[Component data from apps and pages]
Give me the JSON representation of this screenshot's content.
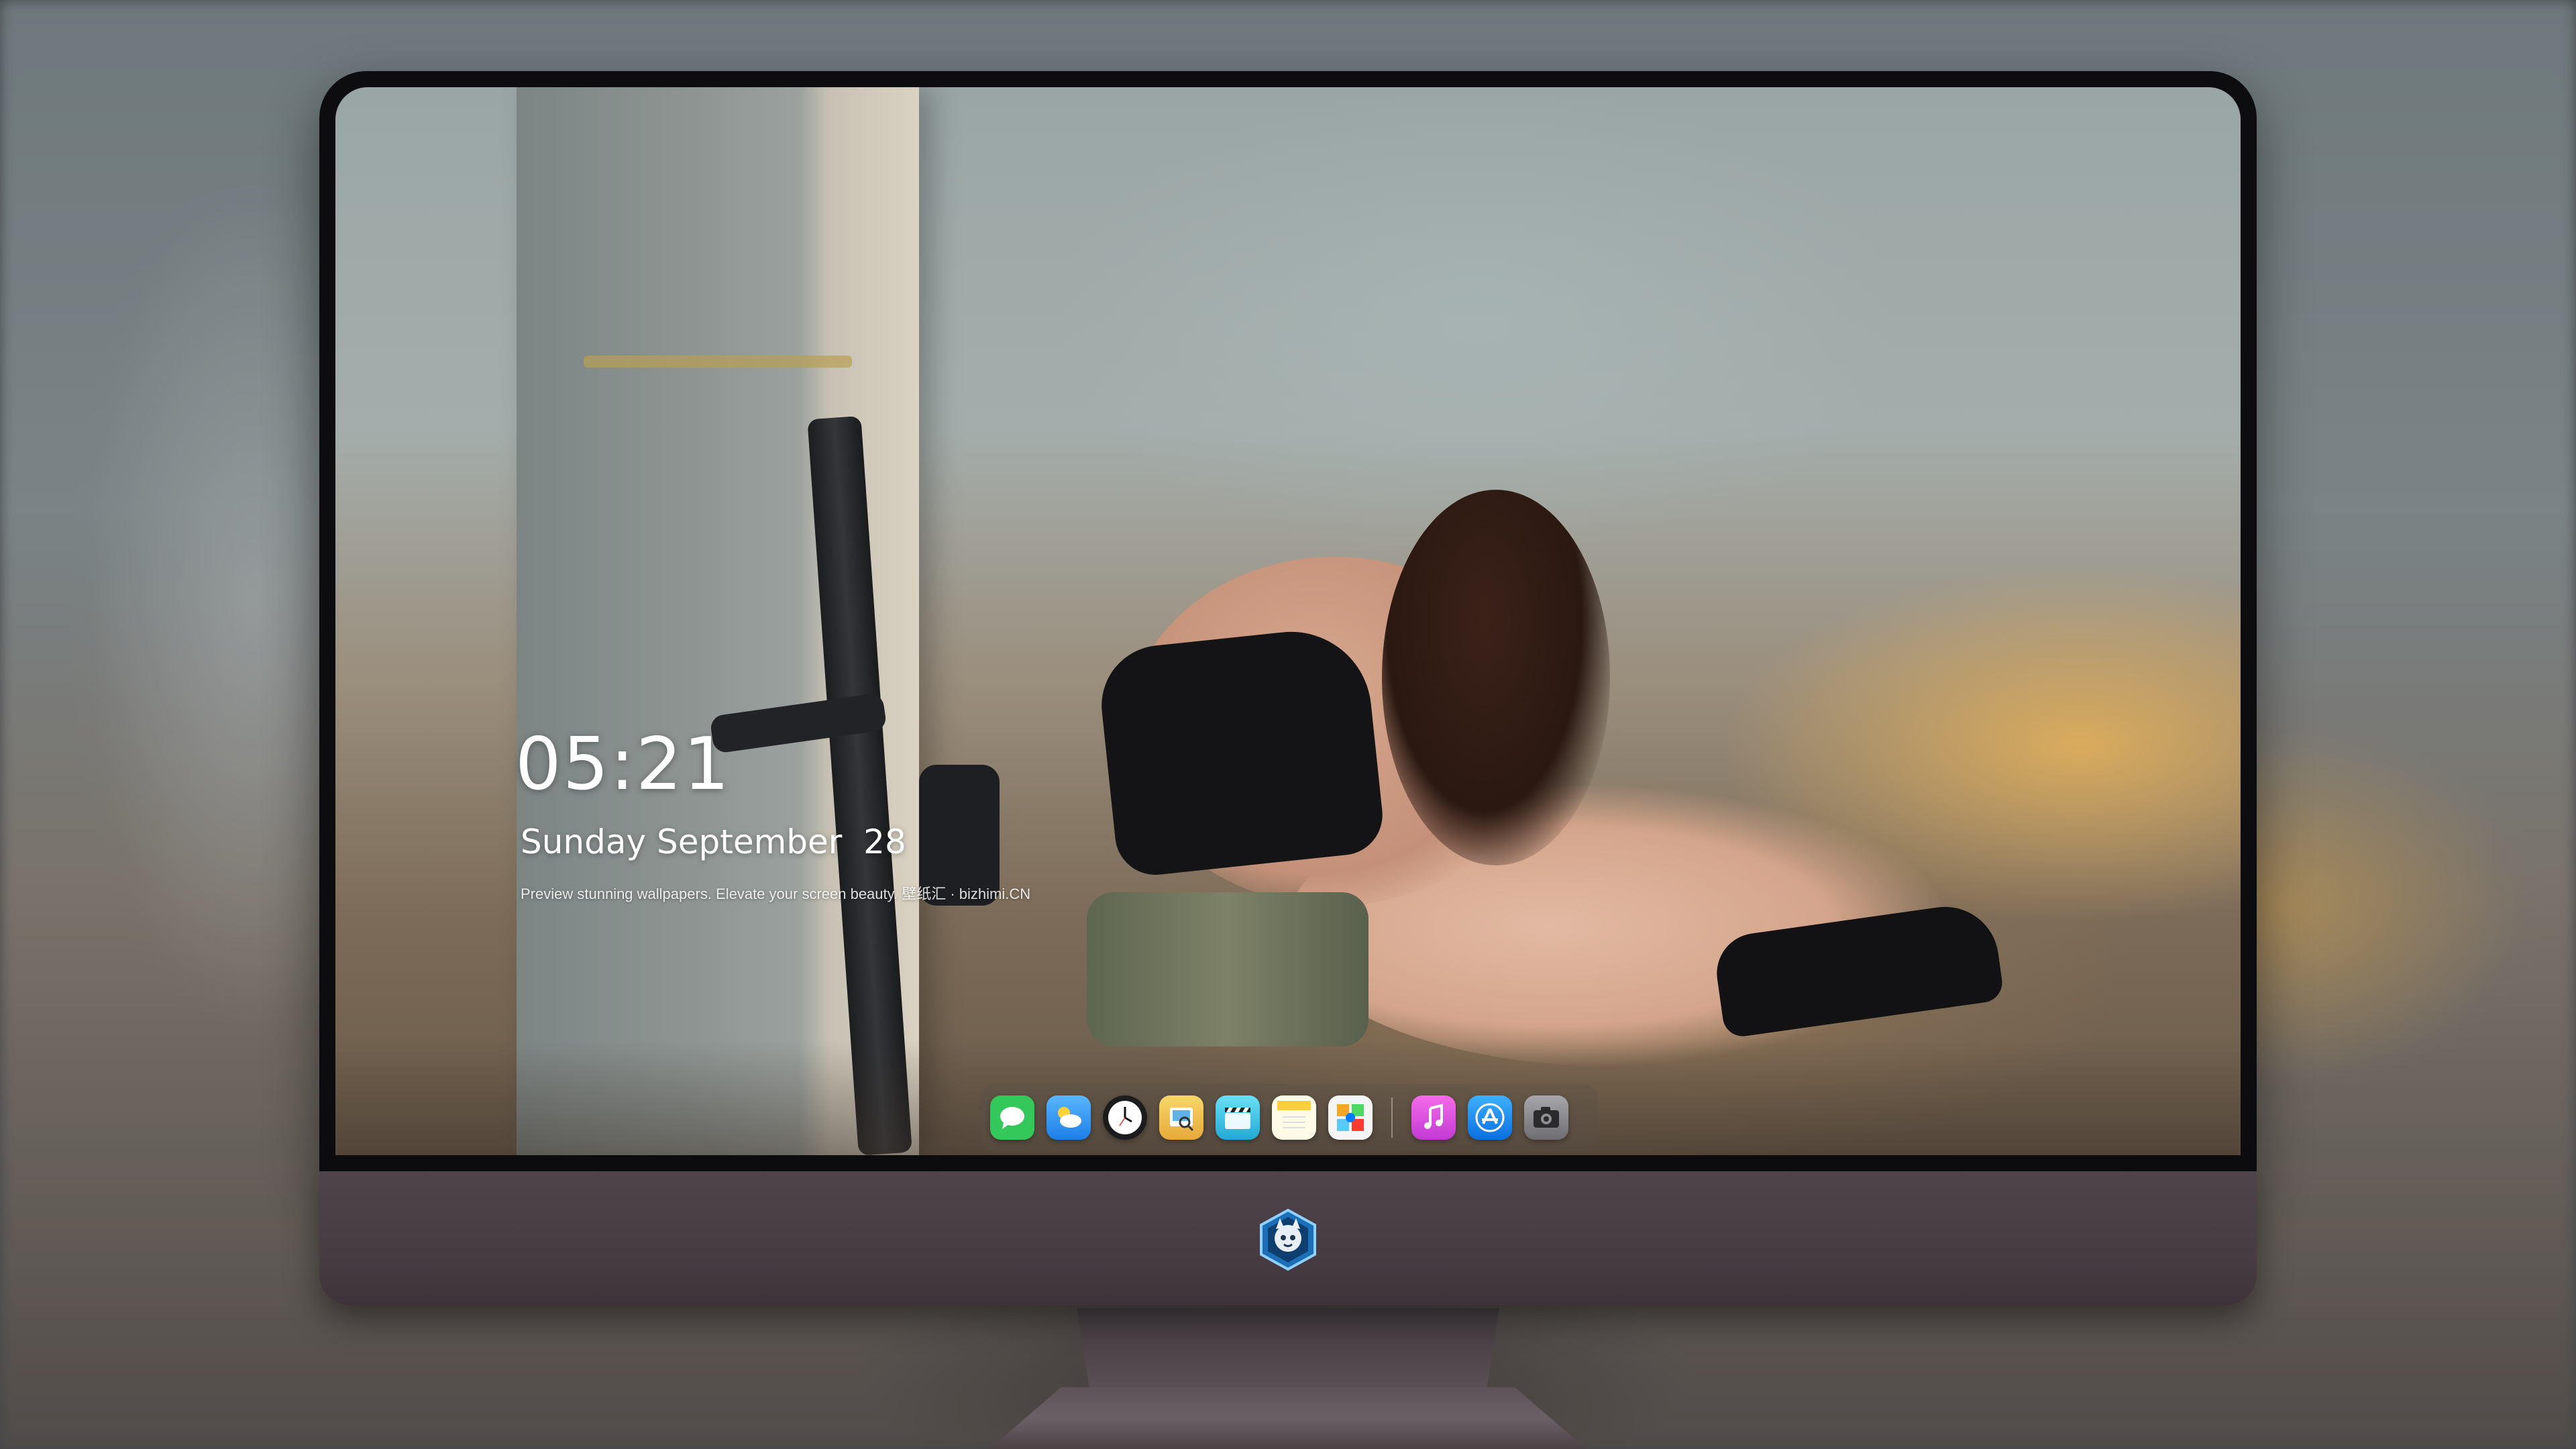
{
  "lockscreen": {
    "time": "05:21",
    "date": "Sunday September  28",
    "tagline": "Preview stunning wallpapers. Elevate your screen beauty. 壁纸汇 · bizhimi.CN"
  },
  "dock": {
    "apps": [
      {
        "name": "messages-icon",
        "color": "#34c759"
      },
      {
        "name": "weather-icon",
        "color": "#2f9bff"
      },
      {
        "name": "clock-icon",
        "color": "#1c1c1e"
      },
      {
        "name": "preview-icon",
        "color": "#f4c542"
      },
      {
        "name": "clips-icon",
        "color": "#3dc4e6"
      },
      {
        "name": "notes-icon",
        "color": "#ffd54a"
      },
      {
        "name": "photos-icon",
        "color": "#f5f5f5"
      },
      {
        "name": "itunes-icon",
        "color": "#e548d8"
      },
      {
        "name": "app-store-icon",
        "color": "#1e8cff"
      },
      {
        "name": "camera-icon",
        "color": "#8e8e93"
      }
    ]
  },
  "monitor": {
    "chin_color": "#4a3f44",
    "logo_name": "mascot-logo"
  }
}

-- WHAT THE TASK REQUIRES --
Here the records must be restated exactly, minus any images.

-- TASK OUTPUT --
Give me the JSON representation of this screenshot's content.
{
  "lockscreen": {
    "time": "05:21",
    "date": "Sunday September  28",
    "tagline": "Preview stunning wallpapers. Elevate your screen beauty. 壁纸汇 · bizhimi.CN"
  },
  "dock": {
    "apps": [
      {
        "name": "messages-icon",
        "color": "#34c759"
      },
      {
        "name": "weather-icon",
        "color": "#2f9bff"
      },
      {
        "name": "clock-icon",
        "color": "#1c1c1e"
      },
      {
        "name": "preview-icon",
        "color": "#f4c542"
      },
      {
        "name": "clips-icon",
        "color": "#3dc4e6"
      },
      {
        "name": "notes-icon",
        "color": "#ffd54a"
      },
      {
        "name": "photos-icon",
        "color": "#f5f5f5"
      },
      {
        "name": "itunes-icon",
        "color": "#e548d8"
      },
      {
        "name": "app-store-icon",
        "color": "#1e8cff"
      },
      {
        "name": "camera-icon",
        "color": "#8e8e93"
      }
    ]
  },
  "monitor": {
    "chin_color": "#4a3f44",
    "logo_name": "mascot-logo"
  }
}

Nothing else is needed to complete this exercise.